expression2 = QgsExpression('sum("Revenue")')
expression3 = QgsExpression('area(buffer($geometry,"Employees"))')

# QgsExpressionContextUtils.globalProjectLayerScopes() is a convenience
# function that adds the global, project, and layer scopes all at once.
# Alternatively, those scopes can also be added manually. In any case,
# it is important to always go from “most generic” to “most specific”
# scope, i.e. from global to project to layer
context = QgsExpressionContext()
context.appendScopes(QgsExpressionContextUtils.globalProjectLayerScopes(vl))

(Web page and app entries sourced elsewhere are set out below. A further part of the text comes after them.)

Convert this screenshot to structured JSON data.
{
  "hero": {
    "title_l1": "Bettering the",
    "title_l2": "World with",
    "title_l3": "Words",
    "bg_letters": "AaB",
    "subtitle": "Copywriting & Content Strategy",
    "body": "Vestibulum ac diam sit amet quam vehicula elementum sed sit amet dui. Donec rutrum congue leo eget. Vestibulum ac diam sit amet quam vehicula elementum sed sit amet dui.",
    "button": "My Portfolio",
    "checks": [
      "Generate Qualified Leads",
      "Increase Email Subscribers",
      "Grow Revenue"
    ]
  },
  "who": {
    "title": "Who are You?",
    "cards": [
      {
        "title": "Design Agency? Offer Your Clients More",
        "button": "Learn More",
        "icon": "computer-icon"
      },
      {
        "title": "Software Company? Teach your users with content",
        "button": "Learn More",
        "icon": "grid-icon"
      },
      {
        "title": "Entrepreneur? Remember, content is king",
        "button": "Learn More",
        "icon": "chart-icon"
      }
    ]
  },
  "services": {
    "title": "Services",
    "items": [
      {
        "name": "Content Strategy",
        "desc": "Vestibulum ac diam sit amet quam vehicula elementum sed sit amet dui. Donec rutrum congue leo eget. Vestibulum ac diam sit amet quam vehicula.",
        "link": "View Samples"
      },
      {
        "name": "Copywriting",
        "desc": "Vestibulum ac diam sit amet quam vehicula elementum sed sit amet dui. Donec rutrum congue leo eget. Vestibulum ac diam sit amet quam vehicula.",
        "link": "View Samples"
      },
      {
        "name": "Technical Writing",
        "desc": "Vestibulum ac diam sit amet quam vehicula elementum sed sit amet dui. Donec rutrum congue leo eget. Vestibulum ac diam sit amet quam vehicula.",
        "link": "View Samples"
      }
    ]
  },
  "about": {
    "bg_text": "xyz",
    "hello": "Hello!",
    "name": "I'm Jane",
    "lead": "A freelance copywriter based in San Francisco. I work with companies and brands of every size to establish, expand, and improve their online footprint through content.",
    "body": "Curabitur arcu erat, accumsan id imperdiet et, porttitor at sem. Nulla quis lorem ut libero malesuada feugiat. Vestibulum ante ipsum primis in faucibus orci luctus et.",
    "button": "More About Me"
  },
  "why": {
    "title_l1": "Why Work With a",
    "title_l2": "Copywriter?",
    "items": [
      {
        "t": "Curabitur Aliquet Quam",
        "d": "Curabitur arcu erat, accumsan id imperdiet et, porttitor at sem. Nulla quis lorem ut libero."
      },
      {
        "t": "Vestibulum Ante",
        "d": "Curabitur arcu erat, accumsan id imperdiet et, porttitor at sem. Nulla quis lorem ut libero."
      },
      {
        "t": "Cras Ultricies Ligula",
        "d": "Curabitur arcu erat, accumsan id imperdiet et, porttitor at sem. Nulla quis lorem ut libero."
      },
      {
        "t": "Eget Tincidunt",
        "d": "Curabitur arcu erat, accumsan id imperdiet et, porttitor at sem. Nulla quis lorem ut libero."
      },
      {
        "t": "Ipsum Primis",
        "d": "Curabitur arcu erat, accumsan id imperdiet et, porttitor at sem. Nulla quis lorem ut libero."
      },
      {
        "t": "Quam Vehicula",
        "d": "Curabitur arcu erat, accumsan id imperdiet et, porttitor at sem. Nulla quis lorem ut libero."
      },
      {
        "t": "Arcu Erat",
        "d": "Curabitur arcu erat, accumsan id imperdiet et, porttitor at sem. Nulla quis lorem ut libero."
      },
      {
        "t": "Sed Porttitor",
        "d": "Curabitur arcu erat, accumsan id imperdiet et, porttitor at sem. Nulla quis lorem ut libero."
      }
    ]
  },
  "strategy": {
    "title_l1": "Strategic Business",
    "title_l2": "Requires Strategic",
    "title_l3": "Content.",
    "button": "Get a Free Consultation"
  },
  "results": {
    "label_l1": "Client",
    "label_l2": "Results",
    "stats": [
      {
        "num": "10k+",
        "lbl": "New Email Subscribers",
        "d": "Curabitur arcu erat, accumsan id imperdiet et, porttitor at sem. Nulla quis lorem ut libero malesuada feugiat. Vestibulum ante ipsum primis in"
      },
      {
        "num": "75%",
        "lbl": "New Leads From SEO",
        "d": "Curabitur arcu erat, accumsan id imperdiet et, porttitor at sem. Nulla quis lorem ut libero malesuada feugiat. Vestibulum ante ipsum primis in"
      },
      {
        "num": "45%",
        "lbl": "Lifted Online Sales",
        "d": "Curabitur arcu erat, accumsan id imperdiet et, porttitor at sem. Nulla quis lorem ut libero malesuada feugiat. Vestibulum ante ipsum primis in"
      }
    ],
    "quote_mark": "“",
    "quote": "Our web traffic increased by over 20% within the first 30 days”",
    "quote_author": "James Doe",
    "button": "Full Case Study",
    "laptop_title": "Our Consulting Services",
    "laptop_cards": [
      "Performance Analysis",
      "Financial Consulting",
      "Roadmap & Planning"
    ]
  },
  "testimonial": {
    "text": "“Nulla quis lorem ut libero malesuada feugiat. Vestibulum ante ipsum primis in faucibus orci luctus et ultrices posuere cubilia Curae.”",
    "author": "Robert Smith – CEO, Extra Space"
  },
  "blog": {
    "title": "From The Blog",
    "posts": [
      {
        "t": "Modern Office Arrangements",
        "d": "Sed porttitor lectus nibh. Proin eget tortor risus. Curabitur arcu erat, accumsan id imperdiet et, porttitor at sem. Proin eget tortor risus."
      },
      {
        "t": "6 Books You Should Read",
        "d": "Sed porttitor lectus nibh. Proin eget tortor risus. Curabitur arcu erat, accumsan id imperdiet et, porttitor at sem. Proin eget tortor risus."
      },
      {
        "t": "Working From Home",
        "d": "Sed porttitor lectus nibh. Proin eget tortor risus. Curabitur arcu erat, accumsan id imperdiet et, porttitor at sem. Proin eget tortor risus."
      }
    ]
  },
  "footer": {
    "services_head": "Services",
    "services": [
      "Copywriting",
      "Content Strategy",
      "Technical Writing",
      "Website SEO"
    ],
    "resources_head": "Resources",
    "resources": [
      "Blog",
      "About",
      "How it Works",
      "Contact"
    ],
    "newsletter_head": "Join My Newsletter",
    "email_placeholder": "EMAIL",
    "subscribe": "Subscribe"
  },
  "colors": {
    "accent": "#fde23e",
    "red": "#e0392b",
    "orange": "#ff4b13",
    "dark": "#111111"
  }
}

with edit(vl):
    for f in vl.getFeatures():
        context.setFeature(f)
        f['Rev. per employee'] = expression1.evaluate(context)
        f['Sum'] = expression2.evaluate(context)
        f['Fun'] = expression3.evaluate(context)
        vl.updateFeature(f)

print( f['Sum'])

Filtering a layer with expressions

L’esempio seguente puó essere usato per filtrare un layer e restituire qualsiasi geometria che soddisfi il predicato.

layer = QgsVectorLayer("Point?field=Test:integer",
                           "addfeat", "memory")

layer.startEditing()

for i in range(10):
    feature = QgsFeature()
    feature.setAttributes([i])
    assert(layer.addFeature(feature))
layer.commitChanges()

expression = 'Test >= 3'
request = QgsFeatureRequest().setFilterExpression(expression)

matches = 0
for f in layer.getFeatures(request):
   matches += 1

assert(matches == 7)

Handling expression errors

Expression-related errors can occur during expression parsing or evaluation:

exp = QgsExpression("1 + 1 = 2")
if exp.hasParserError():
   raise Exception(exp.parserErrorString())

value = exp.evaluate()
if exp.hasEvalError():
   raise ValueError(exp.evalErrorString())